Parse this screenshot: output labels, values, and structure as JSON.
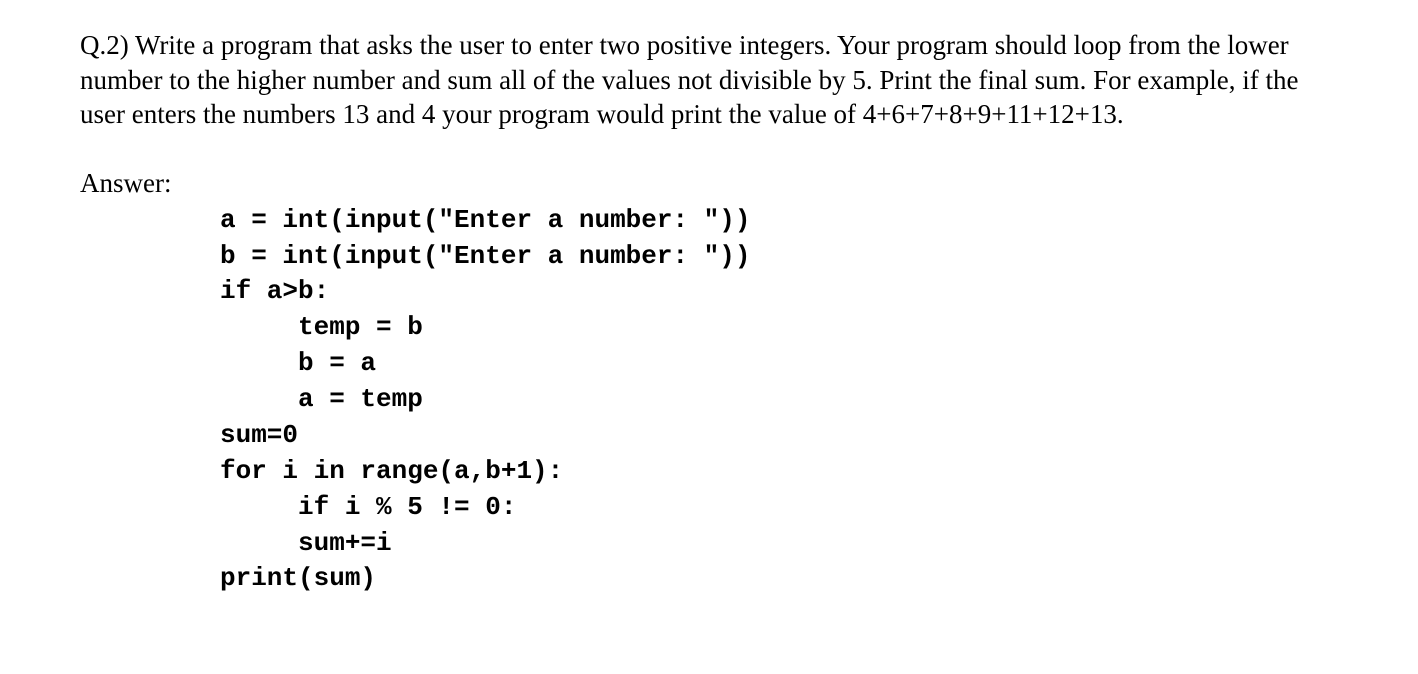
{
  "question": {
    "text": "Q.2) Write a program that asks the user to enter two positive integers. Your program should loop from the lower number to the higher number and sum all of the values not divisible by 5. Print the final sum. For example, if the user enters the numbers 13 and 4 your program would print the value of  4+6+7+8+9+11+12+13."
  },
  "answer": {
    "label": "Answer:",
    "code": "a = int(input(\"Enter a number: \"))\nb = int(input(\"Enter a number: \"))\nif a>b:\n     temp = b\n     b = a\n     a = temp\nsum=0\nfor i in range(a,b+1):\n     if i % 5 != 0:\n     sum+=i\nprint(sum)"
  }
}
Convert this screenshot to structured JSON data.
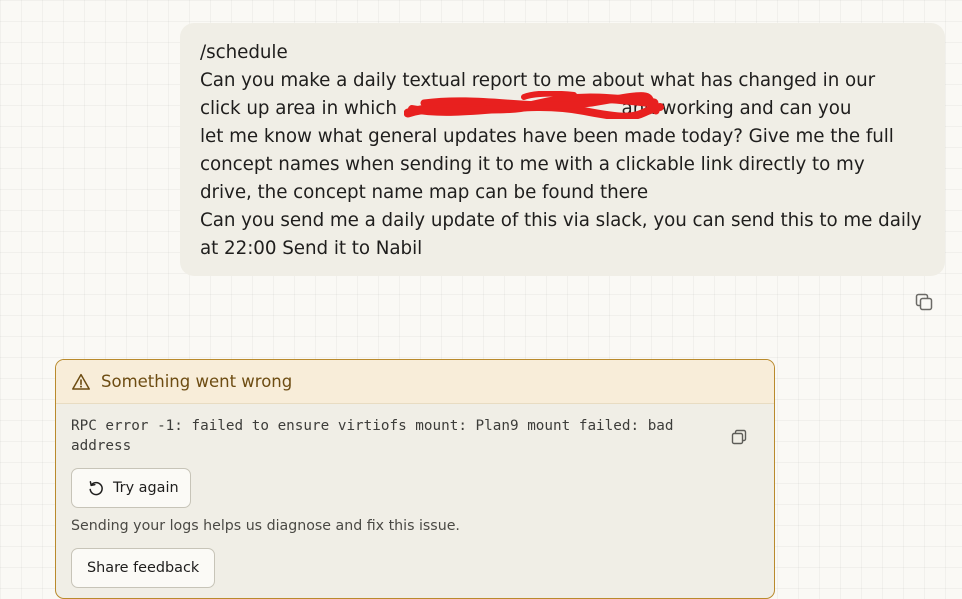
{
  "user_message": {
    "lines": [
      "/schedule",
      "Can you make a daily textual report to me about what has changed in our",
      "click up area in which                                       and working and can you",
      "let me know what general updates have been made today? Give me the full",
      "concept names when sending it to me with a clickable link directly to my",
      "drive, the concept name map can be found there",
      "Can you send me a daily update of this via slack, you can send this to me daily",
      "at 22:00 Send it to Nabil"
    ],
    "copy_icon": "copy-icon"
  },
  "error": {
    "title": "Something went wrong",
    "icon": "warning-triangle-icon",
    "message": "RPC error -1: failed to ensure virtiofs mount: Plan9 mount failed: bad address",
    "copy_icon": "copy-icon",
    "try_again_label": "Try again",
    "try_again_icon": "retry-icon",
    "help_text": "Sending your logs helps us diagnose and fix this issue.",
    "share_feedback_label": "Share feedback"
  },
  "colors": {
    "page_background": "#faf9f5",
    "bubble_background": "#f0eee6",
    "error_header_background": "#f8edd9",
    "error_border": "#b98a2c",
    "error_title": "#6d4c12",
    "redaction": "#e8201f"
  }
}
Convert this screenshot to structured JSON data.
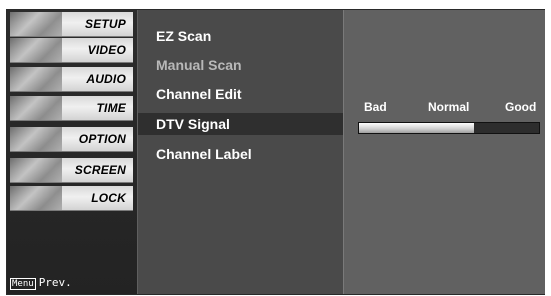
{
  "menu": {
    "categories": [
      {
        "label": "SETUP"
      },
      {
        "label": "VIDEO"
      },
      {
        "label": "AUDIO"
      },
      {
        "label": "TIME"
      },
      {
        "label": "OPTION"
      },
      {
        "label": "SCREEN"
      },
      {
        "label": "LOCK"
      }
    ],
    "hint": {
      "key": "Menu",
      "text": "Prev."
    }
  },
  "options": {
    "items": [
      {
        "label": "EZ Scan",
        "state": "normal"
      },
      {
        "label": "Manual Scan",
        "state": "dimmed"
      },
      {
        "label": "Channel Edit",
        "state": "normal"
      },
      {
        "label": "DTV Signal",
        "state": "selected"
      },
      {
        "label": "Channel Label",
        "state": "normal"
      }
    ]
  },
  "signal": {
    "labels": {
      "bad": "Bad",
      "normal": "Normal",
      "good": "Good"
    },
    "level_fraction": 0.64
  }
}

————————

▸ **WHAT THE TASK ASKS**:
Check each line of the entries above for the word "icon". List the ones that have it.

▸ **REPLY**:
    "copy_icon": "copy-icon"
    "icon": "warning-triangle-icon",
    "copy_icon": "copy-icon",
    "try_again_icon": "retry-icon",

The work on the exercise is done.